*TASK ITEM*
Every line holding "Riser" should be copied from the records below.

Dataset items
*** Block opens ***

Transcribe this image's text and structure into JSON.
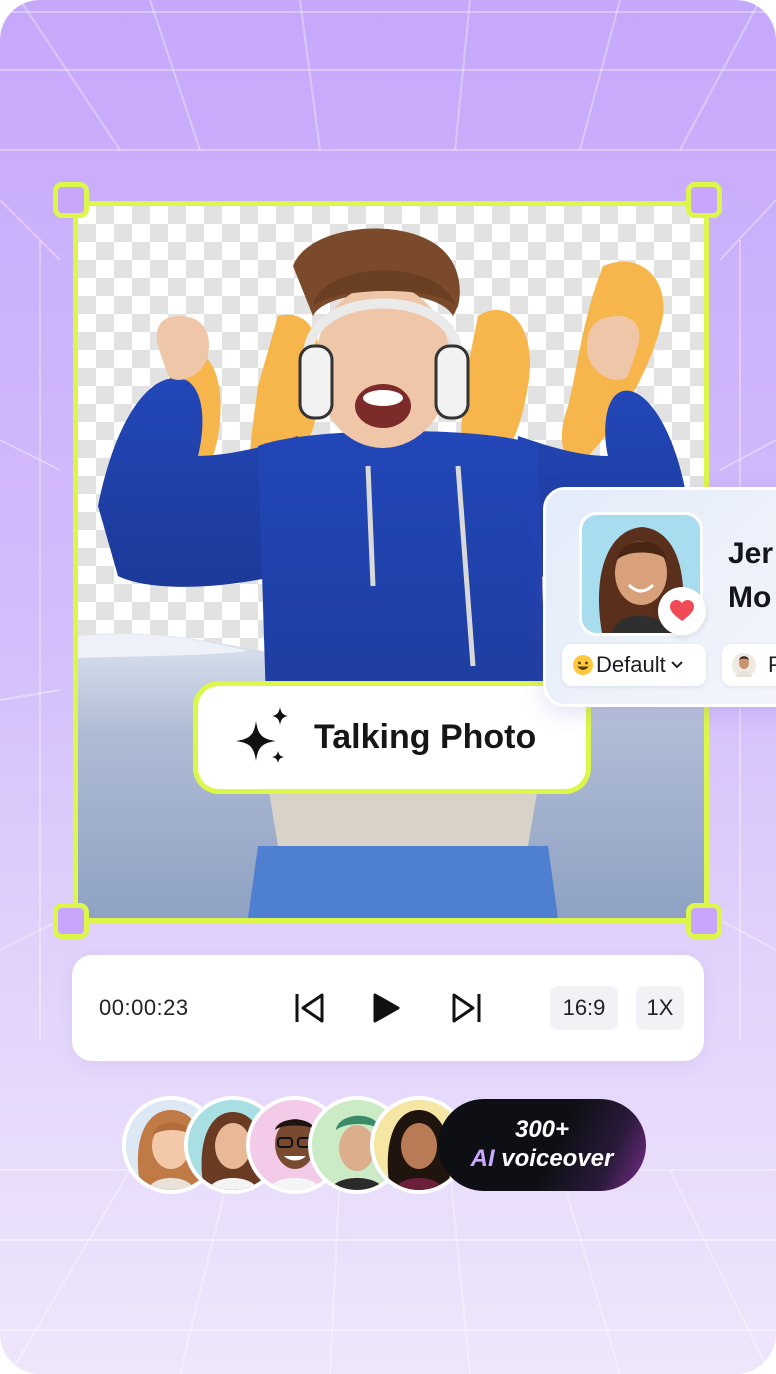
{
  "badge": {
    "label": "Talking Photo"
  },
  "profile_card": {
    "name_line1": "Jer",
    "name_line2": "Mo",
    "emotion_value": "Default",
    "second_pill_label": "P"
  },
  "player": {
    "timestamp": "00:00:23",
    "aspect_ratio": "16:9",
    "speed": "1X"
  },
  "voiceover": {
    "count": "300+",
    "label_ai": "AI",
    "label_voiceover": "voiceover"
  },
  "colors": {
    "accent": "#dcf74a",
    "background": "#c6a8fb",
    "handle": "#c8a6fb",
    "heart": "#ef4a55"
  },
  "icons": [
    "sparkle-icon",
    "heart-icon",
    "chevron-down-icon",
    "skip-back-icon",
    "play-icon",
    "skip-forward-icon",
    "smile-emoji-icon"
  ]
}
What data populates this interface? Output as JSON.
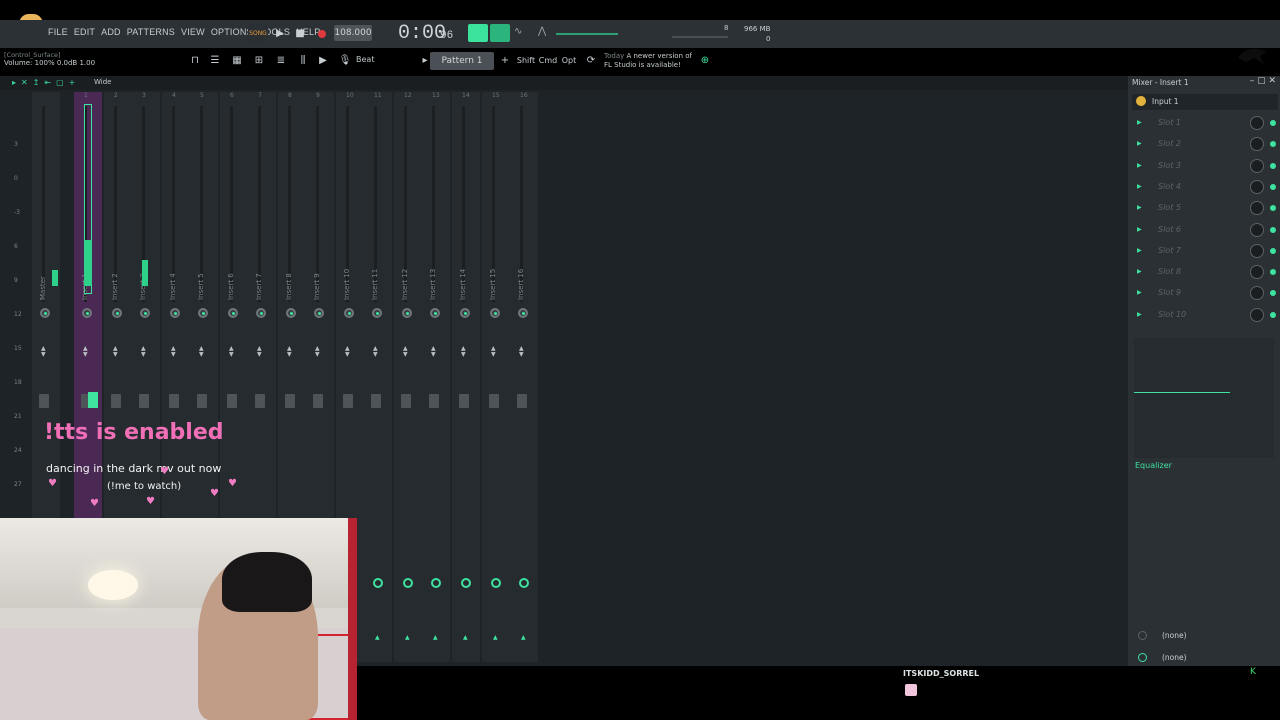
{
  "menu": [
    "FILE",
    "EDIT",
    "ADD",
    "PATTERNS",
    "VIEW",
    "OPTIONS",
    "TOOLS",
    "HELP"
  ],
  "transport": {
    "song_label": "SONG",
    "tempo": "108.000",
    "time": "0:00",
    "time_fraction": "96",
    "cpu": "8",
    "memory": "966 MB",
    "memory2": "0"
  },
  "hint": {
    "title": "[Control_Surface]",
    "values": "Volume: 100% 0.0dB 1.00"
  },
  "toolbar2": {
    "snap": "Beat",
    "pattern": "Pattern 1",
    "keys": [
      "Shift",
      "Cmd",
      "Opt"
    ],
    "news_day": "Today",
    "news_text1": "A newer version of",
    "news_text2": "FL Studio is available!"
  },
  "mixer": {
    "header_label": "Wide",
    "scale": [
      "3",
      "0",
      "-3",
      "6",
      "9",
      "12",
      "15",
      "18",
      "21",
      "24",
      "27"
    ],
    "strips": [
      "Master",
      "Insert 1",
      "Insert 2",
      "Insert 3",
      "Insert 4",
      "Insert 5",
      "Insert 6",
      "Insert 7",
      "Insert 8",
      "Insert 9",
      "Insert 10",
      "Insert 11",
      "Insert 12",
      "Insert 13",
      "Insert 14",
      "Insert 15",
      "Insert 16"
    ],
    "strip_numbers": [
      "",
      "1",
      "2",
      "3",
      "4",
      "5",
      "6",
      "7",
      "8",
      "9",
      "10",
      "11",
      "12",
      "13",
      "14",
      "15",
      "16"
    ]
  },
  "panel": {
    "title": "Mixer - Insert 1",
    "input": "Input 1",
    "slots": [
      "Slot 1",
      "Slot 2",
      "Slot 3",
      "Slot 4",
      "Slot 5",
      "Slot 6",
      "Slot 7",
      "Slot 8",
      "Slot 9",
      "Slot 10"
    ],
    "eq_label": "Equalizer",
    "route_in": "(none)",
    "route_out": "(none)"
  },
  "overlay": {
    "tts": "!tts is enabled",
    "promo": "dancing in the dark mv out now",
    "promo_cta": "(!me to watch)"
  },
  "chat": {
    "username": "ITSKIDD_SORREL"
  },
  "colors": {
    "accent": "#3ee3a0",
    "selected_strip": "#4a2a55",
    "tts_pink": "#f06fb6"
  }
}
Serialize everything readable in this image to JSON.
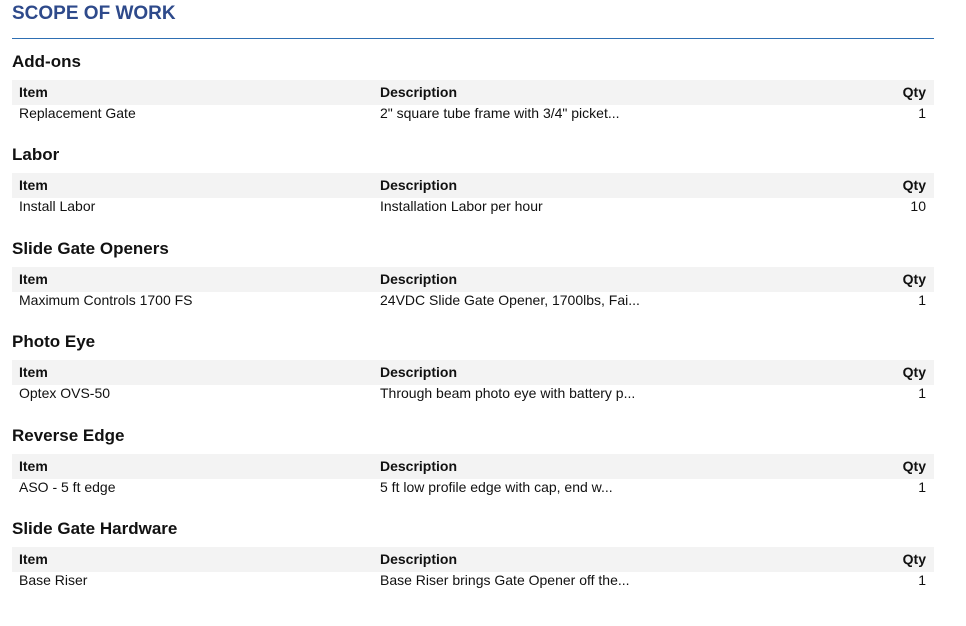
{
  "title": "SCOPE OF WORK",
  "columns": {
    "item": "Item",
    "description": "Description",
    "qty": "Qty"
  },
  "sections": [
    {
      "title": "Add-ons",
      "row": {
        "item": "Replacement Gate",
        "description": "2\" square tube frame with 3/4\" picket...",
        "qty": "1"
      }
    },
    {
      "title": "Labor",
      "row": {
        "item": "Install Labor",
        "description": "Installation Labor per hour",
        "qty": "10"
      }
    },
    {
      "title": "Slide Gate Openers",
      "row": {
        "item": "Maximum Controls 1700 FS",
        "description": "24VDC Slide Gate Opener, 1700lbs, Fai...",
        "qty": "1"
      }
    },
    {
      "title": "Photo Eye",
      "row": {
        "item": "Optex OVS-50",
        "description": "Through beam photo eye with battery p...",
        "qty": "1"
      }
    },
    {
      "title": "Reverse Edge",
      "row": {
        "item": "ASO - 5 ft edge",
        "description": "5 ft low profile edge with cap, end w...",
        "qty": "1"
      }
    },
    {
      "title": "Slide Gate Hardware",
      "row": {
        "item": "Base Riser",
        "description": "Base Riser brings Gate Opener off the...",
        "qty": "1"
      }
    }
  ]
}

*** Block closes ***

*RESPONSE AREA*
        "item": "Base Riser",
        "description": "Base Riser brings Gate Opener off the...",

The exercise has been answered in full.